======== Materials provided ========
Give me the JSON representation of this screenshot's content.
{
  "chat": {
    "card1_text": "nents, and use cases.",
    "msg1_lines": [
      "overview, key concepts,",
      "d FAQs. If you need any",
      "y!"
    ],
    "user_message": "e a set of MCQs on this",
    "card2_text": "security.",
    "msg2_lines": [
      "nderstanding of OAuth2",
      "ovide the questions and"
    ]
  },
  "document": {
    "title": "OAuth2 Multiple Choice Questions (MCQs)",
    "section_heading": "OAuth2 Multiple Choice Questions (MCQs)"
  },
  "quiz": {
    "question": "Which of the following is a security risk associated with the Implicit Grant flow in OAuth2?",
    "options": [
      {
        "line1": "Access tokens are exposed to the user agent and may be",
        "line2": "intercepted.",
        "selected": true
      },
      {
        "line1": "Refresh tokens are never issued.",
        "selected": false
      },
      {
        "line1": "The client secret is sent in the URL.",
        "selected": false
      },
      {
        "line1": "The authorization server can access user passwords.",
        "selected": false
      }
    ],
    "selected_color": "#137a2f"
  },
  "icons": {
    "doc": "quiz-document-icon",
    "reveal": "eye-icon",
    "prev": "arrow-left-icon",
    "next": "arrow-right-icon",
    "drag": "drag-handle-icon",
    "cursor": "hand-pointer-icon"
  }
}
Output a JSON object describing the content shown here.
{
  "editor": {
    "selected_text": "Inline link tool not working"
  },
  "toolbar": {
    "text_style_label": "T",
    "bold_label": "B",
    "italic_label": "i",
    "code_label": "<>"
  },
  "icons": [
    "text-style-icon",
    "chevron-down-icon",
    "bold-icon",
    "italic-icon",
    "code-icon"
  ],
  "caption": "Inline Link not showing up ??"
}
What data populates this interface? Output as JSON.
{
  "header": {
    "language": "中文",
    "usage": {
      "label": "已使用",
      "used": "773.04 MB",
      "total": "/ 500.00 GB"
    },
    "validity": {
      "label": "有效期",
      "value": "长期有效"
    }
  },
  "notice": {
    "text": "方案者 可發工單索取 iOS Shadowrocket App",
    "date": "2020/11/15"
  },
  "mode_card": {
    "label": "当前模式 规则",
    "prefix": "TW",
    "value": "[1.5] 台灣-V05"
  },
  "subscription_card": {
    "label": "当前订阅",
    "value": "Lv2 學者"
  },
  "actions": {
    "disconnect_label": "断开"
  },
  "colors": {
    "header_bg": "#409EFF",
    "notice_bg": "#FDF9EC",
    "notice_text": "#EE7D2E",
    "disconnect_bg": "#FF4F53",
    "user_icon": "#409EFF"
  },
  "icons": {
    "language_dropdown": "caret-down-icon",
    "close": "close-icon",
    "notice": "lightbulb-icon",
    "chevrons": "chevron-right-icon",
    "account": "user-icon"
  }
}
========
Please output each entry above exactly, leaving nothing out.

Give me the JSON representation of this screenshot's content.
{
  "chat": {
    "card1_text": "nents, and use cases.",
    "msg1_lines": [
      "overview, key concepts,",
      "d FAQs. If you need any",
      "y!"
    ],
    "user_message": "e a set of MCQs on this",
    "card2_text": "security.",
    "msg2_lines": [
      "nderstanding of OAuth2",
      "ovide the questions and"
    ]
  },
  "document": {
    "title": "OAuth2 Multiple Choice Questions (MCQs)",
    "section_heading": "OAuth2 Multiple Choice Questions (MCQs)"
  },
  "quiz": {
    "question": "Which of the following is a security risk associated with the Implicit Grant flow in OAuth2?",
    "options": [
      {
        "line1": "Access tokens are exposed to the user agent and may be",
        "line2": "intercepted.",
        "selected": true
      },
      {
        "line1": "Refresh tokens are never issued.",
        "selected": false
      },
      {
        "line1": "The client secret is sent in the URL.",
        "selected": false
      },
      {
        "line1": "The authorization server can access user passwords.",
        "selected": false
      }
    ],
    "selected_color": "#137a2f"
  },
  "icons": {
    "doc": "quiz-document-icon",
    "reveal": "eye-icon",
    "prev": "arrow-left-icon",
    "next": "arrow-right-icon",
    "drag": "drag-handle-icon",
    "cursor": "hand-pointer-icon"
  }
}
Output a JSON object describing the content shown here.
{
  "editor": {
    "selected_text": "Inline link tool not working"
  },
  "toolbar": {
    "text_style_label": "T",
    "bold_label": "B",
    "italic_label": "i",
    "code_label": "<>"
  },
  "icons": [
    "text-style-icon",
    "chevron-down-icon",
    "bold-icon",
    "italic-icon",
    "code-icon"
  ],
  "caption": "Inline Link not showing up ??"
}
What data populates this interface? Output as JSON.
{
  "header": {
    "language": "中文",
    "usage": {
      "label": "已使用",
      "used": "773.04 MB",
      "total": "/ 500.00 GB"
    },
    "validity": {
      "label": "有效期",
      "value": "长期有效"
    }
  },
  "notice": {
    "text": "方案者 可發工單索取 iOS Shadowrocket App",
    "date": "2020/11/15"
  },
  "mode_card": {
    "label": "当前模式 规则",
    "prefix": "TW",
    "value": "[1.5] 台灣-V05"
  },
  "subscription_card": {
    "label": "当前订阅",
    "value": "Lv2 學者"
  },
  "actions": {
    "disconnect_label": "断开"
  },
  "colors": {
    "header_bg": "#409EFF",
    "notice_bg": "#FDF9EC",
    "notice_text": "#EE7D2E",
    "disconnect_bg": "#FF4F53",
    "user_icon": "#409EFF"
  },
  "icons": {
    "language_dropdown": "caret-down-icon",
    "close": "close-icon",
    "notice": "lightbulb-icon",
    "chevrons": "chevron-right-icon",
    "account": "user-icon"
  }
}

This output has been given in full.